In a reading list for NY-based bookstore One Grand, Faithfull shared ten books that most inspired her life and work. From Updike to Dostoyevsky, find her favorite below, and complement with the bookshelves of Bob Dylan, Brian Eno, David Bowie, John Lennon, Nick Cave, and Patti Smith.

When Things Fall Apart: Heart Advice for Difficult Times by Pema Chödrön (also rec’d by Elizabeth Gilbert, Glennon Doyle & Laurie Anderson)

“I get a lot of help from Pema Chodron. She is the student of Chögyam Trungpa, who was Allen Ginsberg’s guru, and it was Allen who taught me to meditate, along with many other lessons from Buddhism.” -MF
“Simply brilliant. I am a friend of Patti’s, and a huge fan, and I loved it.” -MF

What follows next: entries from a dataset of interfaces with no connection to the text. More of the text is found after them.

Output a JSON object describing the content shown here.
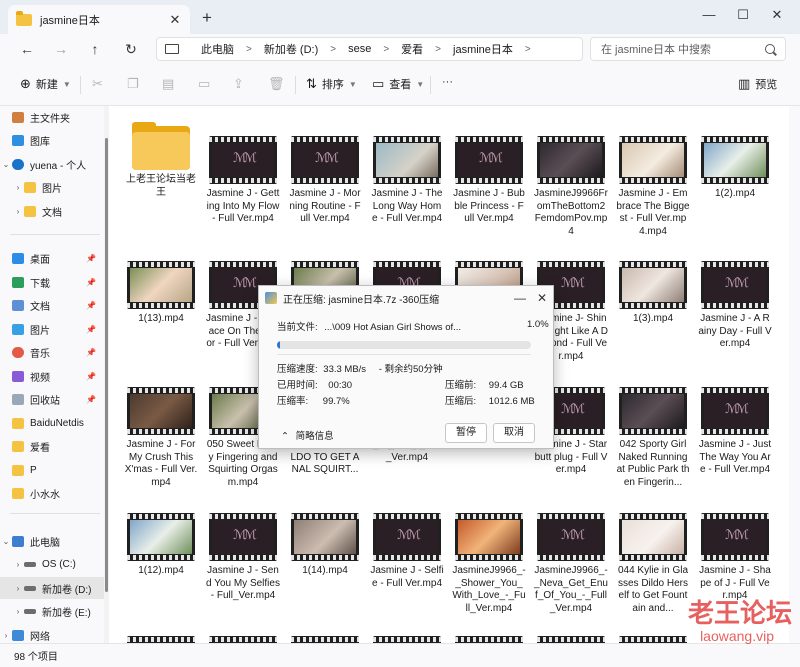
{
  "window": {
    "tab_title": "jasmine日本",
    "new_tab": "+",
    "minimize": "—",
    "maximize": "☐",
    "close": "✕"
  },
  "nav": {
    "back": "←",
    "forward": "→",
    "up": "↑",
    "refresh": "↻",
    "breadcrumb": [
      "此电脑",
      "新加卷 (D:)",
      "sese",
      "爱看",
      "jasmine日本"
    ],
    "search_placeholder": "在 jasmine日本 中搜索"
  },
  "toolbar": {
    "new_label": "新建",
    "sort_label": "排序",
    "view_label": "查看",
    "more_label": "···",
    "preview_label": "预览"
  },
  "sidebar": {
    "items": [
      {
        "label": "主文件夹",
        "icon": "home-icon"
      },
      {
        "label": "图库",
        "icon": "gallery-icon"
      },
      {
        "label": "yuena - 个人",
        "icon": "onedrive-icon"
      },
      {
        "label": "图片",
        "icon": "folder-icon"
      },
      {
        "label": "文档",
        "icon": "folder-icon"
      },
      {
        "label": "桌面",
        "icon": "desktop-icon"
      },
      {
        "label": "下载",
        "icon": "download-icon"
      },
      {
        "label": "文档",
        "icon": "documents-icon"
      },
      {
        "label": "图片",
        "icon": "pictures-icon"
      },
      {
        "label": "音乐",
        "icon": "music-icon"
      },
      {
        "label": "视频",
        "icon": "videos-icon"
      },
      {
        "label": "回收站",
        "icon": "recycle-bin-icon"
      },
      {
        "label": "BaiduNetdis",
        "icon": "folder-icon"
      },
      {
        "label": "爱看",
        "icon": "folder-icon"
      },
      {
        "label": "P",
        "icon": "folder-icon"
      },
      {
        "label": "小水水",
        "icon": "folder-icon"
      },
      {
        "label": "此电脑",
        "icon": "this-pc-icon"
      },
      {
        "label": "OS (C:)",
        "icon": "drive-icon"
      },
      {
        "label": "新加卷 (D:)",
        "icon": "drive-icon"
      },
      {
        "label": "新加卷 (E:)",
        "icon": "drive-icon"
      },
      {
        "label": "网络",
        "icon": "network-icon"
      }
    ]
  },
  "files": {
    "row1": [
      "上老王论坛当老王",
      "Jasmine J - Getting Into My Flow - Full Ver.mp4",
      "Jasmine J - Morning Routine - Full Ver.mp4",
      "Jasmine J - The Long Way Home - Full Ver.mp4",
      "Jasmine J - Bubble Princess - Full Ver.mp4",
      "JasmineJ9966FromTheBottom2FemdomPov.mp4",
      "Jasmine J - Embrace The Biggest - Full Ver.mp4.mp4",
      "1(2).mp4"
    ],
    "row2": [
      "1(13).mp4",
      "Jasmine J - Versace On The Floor - Full Ver.mp4",
      "",
      "",
      "",
      "Jasmine J- Shine Bright Like A Diamond - Full Ver.mp4",
      "1(3).mp4",
      "Jasmine J - A Rainy Day - Full Ver.mp4"
    ],
    "row3": [
      "Jasmine J - For My Crush This X'mas - Full Ver.mp4",
      "050 Sweet Pussy Fingering and Squirting Orgasm.mp4",
      "GIRL USING DILDO TO GET ANAL SQUIRT...",
      "_its_You_-_Full_Ver.mp4",
      "Jasmine J - Starbutt plug - Full Ver.mp4",
      "042 Sporty Girl Naked Running at Public Park then Fingerin...",
      "Jasmine J - Just The Way You Are - Full Ver.mp4"
    ],
    "row4": [
      "1(12).mp4",
      "Jasmine J - Send You My Selfies - Full_Ver.mp4",
      "1(14).mp4",
      "Jasmine J - Selfie - Full Ver.mp4",
      "JasmineJ9966_-_Shower_You_With_Love_-_Full_Ver.mp4",
      "JasmineJ9966_-_Neva_Get_Enuf_Of_You_-_Full_Ver.mp4",
      "044 Kylie in Glasses Dildo Herself to Get Fountain and...",
      "Jasmine J - Shape of J - Full Ver.mp4"
    ]
  },
  "status": {
    "count": "98 个项目"
  },
  "watermark": {
    "big": "老王论坛",
    "small": "laowang.vip"
  },
  "dialog": {
    "title": "正在压缩: jasmine日本.7z -360压缩",
    "current_label": "当前文件:",
    "current_file": "...\\009 Hot Asian Girl Shows of...",
    "percent": "1.0%",
    "progress_fraction": 0.01,
    "speed_label": "压缩速度:",
    "speed_value": "33.3 MB/s",
    "remaining": "- 剩余约50分钟",
    "elapsed_label": "已用时间:",
    "elapsed_value": "00:30",
    "before_label": "压缩前:",
    "before_value": "99.4 GB",
    "ratio_label": "压缩率:",
    "ratio_value": "99.7%",
    "after_label": "压缩后:",
    "after_value": "1012.6 MB",
    "details_label": "简略信息",
    "pause_label": "暂停",
    "cancel_label": "取消"
  }
}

Memoirs of Hadrian by Marguerite Yourcenar (also rec’d by Elena Ferrante)

“A difficult book to read—it’s incredibly tragic—but I sort of managed it, and very nearly at the end now.” -MF

Rabbit Series by John Updike (also rec’d by Ann Patchett)

“They’ve just been a delight to me as long as I’ve known about them. I’ve just read the last one, John Updike is brilliant.” -MF

The Death of Bunny Munro by Nick Cave

“One of Nick Cave’s many novels—very dark, of course, rather like his songs, but very good.” -MF

The Pursuit of Love by Nancy Mitford

“Nancy Mitford is one of my favorite writers. This is the first of her books that was successful. It’s delightful, it’s funny, it’s charming, and really witty! I read it again and again.” -MF

The Gambler by Fyodor Dostoyevsky

“It’s one of my favorite of Dostoyevsky’s stories, really frightening but it’s an incredible book.” -MF

Will in the World: How Shakespeare Became Shakespeare by Stephen Greenblatt

“I love Shakespeare, and this is perhaps the best book that’s ever been written about him. It’s a fantastic way of talking about Will, and his whole life and career. Completely fascinating.” -MF

Two Years Eight Months and Twenty-Eight Nights by Salman Rushdie

“Salman is brilliant at fantasy (he’s also brilliant at reality), but I think this is my favorite fantastical magical book he’s ever written, but who knows what’s coming?” -MF

Brave New World by Aldous Huxley (also rec’d by Janelle Monáe, John Lennon & Susan Sontag)

“Obviously I read this when I was very young, with Heaven and Hell, and then years later, a friend of mine in Paris—a rare book dealer and musician—turned me on to all his other books, and I was just knocked flat. They are so good.” -MF
Categories: Musicians